» Required work:
Every record below should be repeated word for word, with the pictures left out.
▼▼▼
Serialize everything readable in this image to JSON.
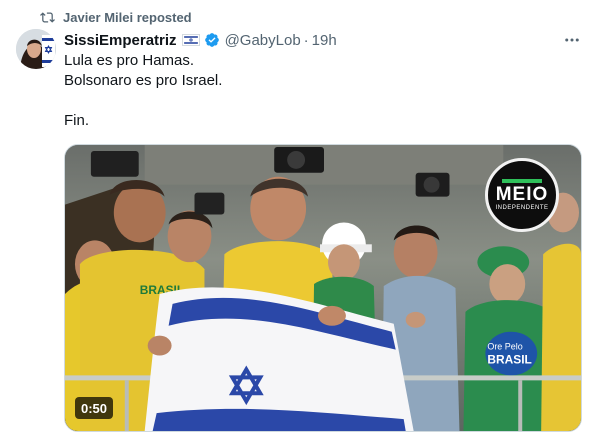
{
  "repost": {
    "text": "Javier Milei reposted",
    "icon": "repost-icon"
  },
  "author": {
    "display_name": "SissiEmperatriz",
    "handle": "@GabyLob",
    "separator": "·",
    "time": "19h",
    "flag_icon": "israel-flag-icon",
    "verified_icon": "verified-badge-icon",
    "verified_color": "#1d9bf0"
  },
  "more_icon": "more-options-icon",
  "tweet": {
    "lines": [
      "Lula es pro Hamas.",
      "Bolsonaro es pro Israel.",
      "",
      "Fin."
    ]
  },
  "media": {
    "type": "video",
    "duration": "0:50",
    "logo": {
      "word": "MEIO",
      "sub": "INDEPENDENTE"
    },
    "shirt_text": "BRASIL",
    "cap_text": "Ore Pelo"
  },
  "colors": {
    "text_primary": "#0f1419",
    "text_secondary": "#536471",
    "accent": "#1d9bf0",
    "israel_blue": "#1e3d9a"
  }
}
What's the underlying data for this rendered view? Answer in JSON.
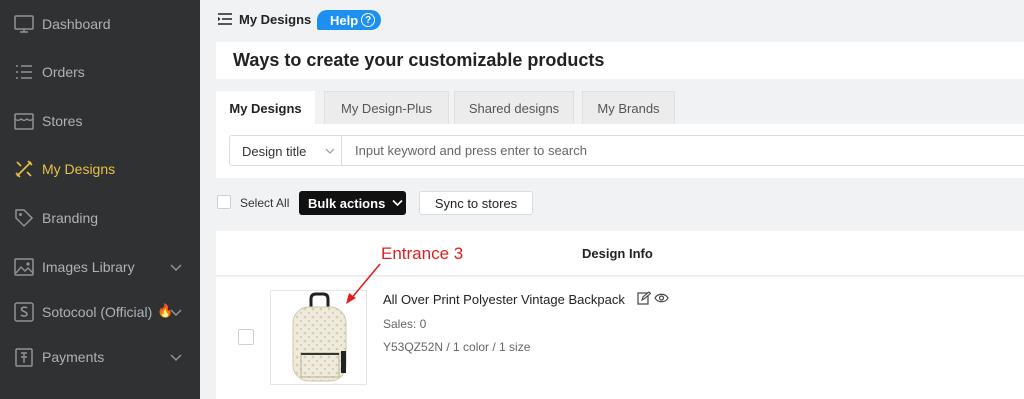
{
  "sidebar": {
    "items": [
      {
        "label": "Dashboard",
        "icon": "monitor-icon"
      },
      {
        "label": "Orders",
        "icon": "list-icon"
      },
      {
        "label": "Stores",
        "icon": "store-icon"
      },
      {
        "label": "My Designs",
        "icon": "design-tools-icon",
        "active": true
      },
      {
        "label": "Branding",
        "icon": "tag-icon"
      },
      {
        "label": "Images Library",
        "icon": "image-icon",
        "expandable": true
      },
      {
        "label": "Sotocool (Official)",
        "icon": "s-logo-icon",
        "expandable": true,
        "badge_icon": "fire-icon"
      },
      {
        "label": "Payments",
        "icon": "wallet-icon",
        "expandable": true
      }
    ],
    "colors": {
      "background": "#2f3132",
      "text": "#aeb3b6",
      "active": "#e8c04a"
    }
  },
  "header": {
    "crumb": "My Designs",
    "help_label": "Help"
  },
  "page": {
    "title": "Ways to create your customizable products"
  },
  "tabs": [
    {
      "label": "My Designs",
      "active": true
    },
    {
      "label": "My Design-Plus"
    },
    {
      "label": "Shared designs"
    },
    {
      "label": "My Brands"
    }
  ],
  "filter": {
    "field_selected": "Design title",
    "search_placeholder": "Input keyword and press enter to search"
  },
  "toolbar": {
    "select_all_label": "Select All",
    "bulk_label": "Bulk actions",
    "sync_label": "Sync to stores"
  },
  "table": {
    "columns": [
      "Design Info"
    ],
    "rows": [
      {
        "title": "All Over Print Polyester Vintage Backpack",
        "sales": "Sales: 0",
        "sku": "Y53QZ52N / 1 color / 1 size"
      }
    ]
  },
  "annotation": {
    "text": "Entrance 3",
    "color": "#e02020"
  }
}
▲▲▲
» Response box:
Serialize everything readable in this image to JSON.
{
  "repost": {
    "text": "Javier Milei reposted",
    "icon": "repost-icon"
  },
  "author": {
    "display_name": "SissiEmperatriz",
    "handle": "@GabyLob",
    "separator": "·",
    "time": "19h",
    "flag_icon": "israel-flag-icon",
    "verified_icon": "verified-badge-icon",
    "verified_color": "#1d9bf0"
  },
  "more_icon": "more-options-icon",
  "tweet": {
    "lines": [
      "Lula es pro Hamas.",
      "Bolsonaro es pro Israel.",
      "",
      "Fin."
    ]
  },
  "media": {
    "type": "video",
    "duration": "0:50",
    "logo": {
      "word": "MEIO",
      "sub": "INDEPENDENTE"
    },
    "shirt_text": "BRASIL",
    "cap_text": "Ore Pelo"
  },
  "colors": {
    "text_primary": "#0f1419",
    "text_secondary": "#536471",
    "accent": "#1d9bf0",
    "israel_blue": "#1e3d9a"
  }
}
What's the underlying data for this rendered view? Answer in JSON.
{
  "sidebar": {
    "items": [
      {
        "label": "Dashboard",
        "icon": "monitor-icon"
      },
      {
        "label": "Orders",
        "icon": "list-icon"
      },
      {
        "label": "Stores",
        "icon": "store-icon"
      },
      {
        "label": "My Designs",
        "icon": "design-tools-icon",
        "active": true
      },
      {
        "label": "Branding",
        "icon": "tag-icon"
      },
      {
        "label": "Images Library",
        "icon": "image-icon",
        "expandable": true
      },
      {
        "label": "Sotocool (Official)",
        "icon": "s-logo-icon",
        "expandable": true,
        "badge_icon": "fire-icon"
      },
      {
        "label": "Payments",
        "icon": "wallet-icon",
        "expandable": true
      }
    ],
    "colors": {
      "background": "#2f3132",
      "text": "#aeb3b6",
      "active": "#e8c04a"
    }
  },
  "header": {
    "crumb": "My Designs",
    "help_label": "Help"
  },
  "page": {
    "title": "Ways to create your customizable products"
  },
  "tabs": [
    {
      "label": "My Designs",
      "active": true
    },
    {
      "label": "My Design-Plus"
    },
    {
      "label": "Shared designs"
    },
    {
      "label": "My Brands"
    }
  ],
  "filter": {
    "field_selected": "Design title",
    "search_placeholder": "Input keyword and press enter to search"
  },
  "toolbar": {
    "select_all_label": "Select All",
    "bulk_label": "Bulk actions",
    "sync_label": "Sync to stores"
  },
  "table": {
    "columns": [
      "Design Info"
    ],
    "rows": [
      {
        "title": "All Over Print Polyester Vintage Backpack",
        "sales": "Sales: 0",
        "sku": "Y53QZ52N / 1 color / 1 size"
      }
    ]
  },
  "annotation": {
    "text": "Entrance 3",
    "color": "#e02020"
  }
}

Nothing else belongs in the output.